When the eyelid closes, the lacrimal portion of the orbicularis oculi pulls the inside corners of the lid toward the nose and turns them inward slightly. This action positions tiny holes, called puncta, in the most favorable position to collect tears. The muscle also compresses the lacrimal sac, located near the nose. When the eye opens, the lacrimal sac expands due to a vacuum created by the compression, drawing tears from the eye into the sac. In this way, the orbicularis oculi muscle functions as part of a lacrimal or tear pump.
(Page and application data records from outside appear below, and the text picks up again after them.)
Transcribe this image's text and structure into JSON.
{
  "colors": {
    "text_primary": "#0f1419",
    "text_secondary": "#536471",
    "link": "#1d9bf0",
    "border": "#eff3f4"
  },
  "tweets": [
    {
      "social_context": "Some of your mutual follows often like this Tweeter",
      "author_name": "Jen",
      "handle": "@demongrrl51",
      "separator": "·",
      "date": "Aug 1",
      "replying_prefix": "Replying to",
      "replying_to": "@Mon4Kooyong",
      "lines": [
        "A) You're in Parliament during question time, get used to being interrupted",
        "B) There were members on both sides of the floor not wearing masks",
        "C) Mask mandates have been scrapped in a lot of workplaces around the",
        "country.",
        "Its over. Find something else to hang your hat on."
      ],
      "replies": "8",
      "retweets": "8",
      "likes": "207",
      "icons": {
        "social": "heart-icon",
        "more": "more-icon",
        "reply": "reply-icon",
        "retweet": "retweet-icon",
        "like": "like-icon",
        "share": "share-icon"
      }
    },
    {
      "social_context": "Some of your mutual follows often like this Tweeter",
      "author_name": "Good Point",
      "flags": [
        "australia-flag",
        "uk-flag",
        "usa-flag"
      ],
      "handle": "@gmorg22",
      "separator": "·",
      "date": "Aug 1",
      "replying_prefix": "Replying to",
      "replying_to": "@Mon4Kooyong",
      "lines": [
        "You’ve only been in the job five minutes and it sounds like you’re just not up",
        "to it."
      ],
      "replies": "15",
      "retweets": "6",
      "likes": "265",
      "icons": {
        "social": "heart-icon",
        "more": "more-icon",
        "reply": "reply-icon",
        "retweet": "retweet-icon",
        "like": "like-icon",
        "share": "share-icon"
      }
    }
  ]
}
Located deep to the orbicularis oculi, the levator palpebrae superioris connects to the cartilage plate of the upper eyelid, lifting the lid and opening the eye. Its effect directly opposes the action of the orbicularis muscle. When the levator muscle is active, lifting the eyelid, the orbital portion of the orbicularis can still contract, furrowing the brows, while the palpebral part of the muscle relaxes. The lateral zone of the orbital orbicularis pulls the skin of the cheek and temple toward the eye, resulting in the formation of crow’s feet over time.
The orbicularis oculi muscle gets its nerve supply from the facial nerve on each side. Blepharospasm is a condition in which the eyelids twitch or blink involuntarily. In cases of blepharospasm, the orbicularis oculi muscles contract excessively. In such cases, ophthalmologists search for sources of irritation on the ocular surface, such as dryness, which can be managed with artificial tears. Alternatively, physicians treat benign essential blepharospasm, due to abnormal function of the basal ganglia located in the brain stem, with injections of botulinum toxin.
Damage to the facial nerve or temporary dysfunction of the nerve, called Bell’s Palsy, results in the inability to close the eye. Bell’s Palsy occurs in about two out of every 10,000 persons. Inflammation in the peripheral facial nerve has been linked to herpes, diabetes, sarcoidosis, and Lyme disease. About 70 percent of Bell’s Palsy cases resolves within a few weeks to months.
Isn't blinking kind of borderline voluntary, and closing one's eyes against bright likes less so?